The standard interpretation is that the new thing (patch, wine) refers to Jesus’ teaching and to his disciples who would be joined to the old practices of the religious Jews of their day with the result of schism and conflict. The new wine of Jesus’ teaching and way of life would require a new wineskin of the church, apart from the synagogue. This would include the end of the civil and ceremonial aspects the law, the end of the dietary rules, the end of the sacrificial system, the transformation of the Sabbath from the seventh to the first day of the week, etc. The final quote then in v. 39 is meant to be taken ironically, indicating the hard heartedness of those who reject the new teachings of Jesus. This line of interpretation seems to be the one followed by conservative men both past and present.

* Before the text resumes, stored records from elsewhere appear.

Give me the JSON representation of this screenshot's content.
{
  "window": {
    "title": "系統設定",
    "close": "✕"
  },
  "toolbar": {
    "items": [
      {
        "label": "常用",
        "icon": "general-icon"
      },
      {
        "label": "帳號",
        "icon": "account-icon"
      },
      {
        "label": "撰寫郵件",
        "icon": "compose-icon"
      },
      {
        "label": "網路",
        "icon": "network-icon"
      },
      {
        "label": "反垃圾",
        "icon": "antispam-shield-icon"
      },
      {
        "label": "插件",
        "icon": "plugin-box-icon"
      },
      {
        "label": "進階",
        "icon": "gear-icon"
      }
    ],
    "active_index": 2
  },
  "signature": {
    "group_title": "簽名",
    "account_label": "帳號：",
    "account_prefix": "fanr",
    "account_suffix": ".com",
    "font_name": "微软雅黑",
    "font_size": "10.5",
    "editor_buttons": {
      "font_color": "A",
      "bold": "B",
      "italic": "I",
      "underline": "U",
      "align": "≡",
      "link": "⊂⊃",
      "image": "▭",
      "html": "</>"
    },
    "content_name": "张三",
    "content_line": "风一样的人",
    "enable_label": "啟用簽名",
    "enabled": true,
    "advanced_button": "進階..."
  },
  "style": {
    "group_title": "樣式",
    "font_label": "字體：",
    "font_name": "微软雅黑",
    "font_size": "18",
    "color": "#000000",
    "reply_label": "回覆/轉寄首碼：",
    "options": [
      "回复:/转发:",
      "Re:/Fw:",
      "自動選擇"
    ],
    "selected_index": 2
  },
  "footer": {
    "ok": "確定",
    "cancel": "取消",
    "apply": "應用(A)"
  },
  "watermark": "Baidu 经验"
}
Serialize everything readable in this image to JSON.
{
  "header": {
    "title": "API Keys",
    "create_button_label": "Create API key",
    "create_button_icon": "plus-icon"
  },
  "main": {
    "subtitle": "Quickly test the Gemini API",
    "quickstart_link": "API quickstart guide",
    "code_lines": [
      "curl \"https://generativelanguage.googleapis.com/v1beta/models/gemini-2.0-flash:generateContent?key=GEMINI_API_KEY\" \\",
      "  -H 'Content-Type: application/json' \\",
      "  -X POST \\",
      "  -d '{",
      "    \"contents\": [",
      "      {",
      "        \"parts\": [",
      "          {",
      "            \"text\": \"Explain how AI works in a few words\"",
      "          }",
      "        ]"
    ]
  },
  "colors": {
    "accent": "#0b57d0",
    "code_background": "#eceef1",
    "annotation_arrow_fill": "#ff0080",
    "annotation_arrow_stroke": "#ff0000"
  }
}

Another possibility, however, would be to turn things on their head and say that Jesus was in fact saying that it was the scribes and Pharisees who had introduced something new; whereas, it was he who was the guardian of something that was ancient and proved. Let’s take fasting as an example (the point of conflict in this context; see vv. 30-35). Though there were many times and occasions when Israel fasted in mourning or grieving over her sin, the OT only prescribed fasting once a year on the Day of Atonement (Leviticus 16:29 speak of “afflicting yours souls” which is usually taken to be a reference to fasting). The tradition which had developed among the Pharisees, however, was that of twice weekly fasting (see the prayer of the Pharisee in Luke 18:12). This was a novelty that, in fact, went beyond what was written in Scripture. One might say that it was Jesus himself and his disciples who were upholding the old practices, and the Pharisees who were offering something new that resulted in division and destruction. In that case, when Jesus cites the hypothetical man who prefers the old wine to the new by saing “The old is better” (v. 39), he does not do so ironically but in a straightforward manner. It is Jesus not the Pharisees who is preserving the old paths.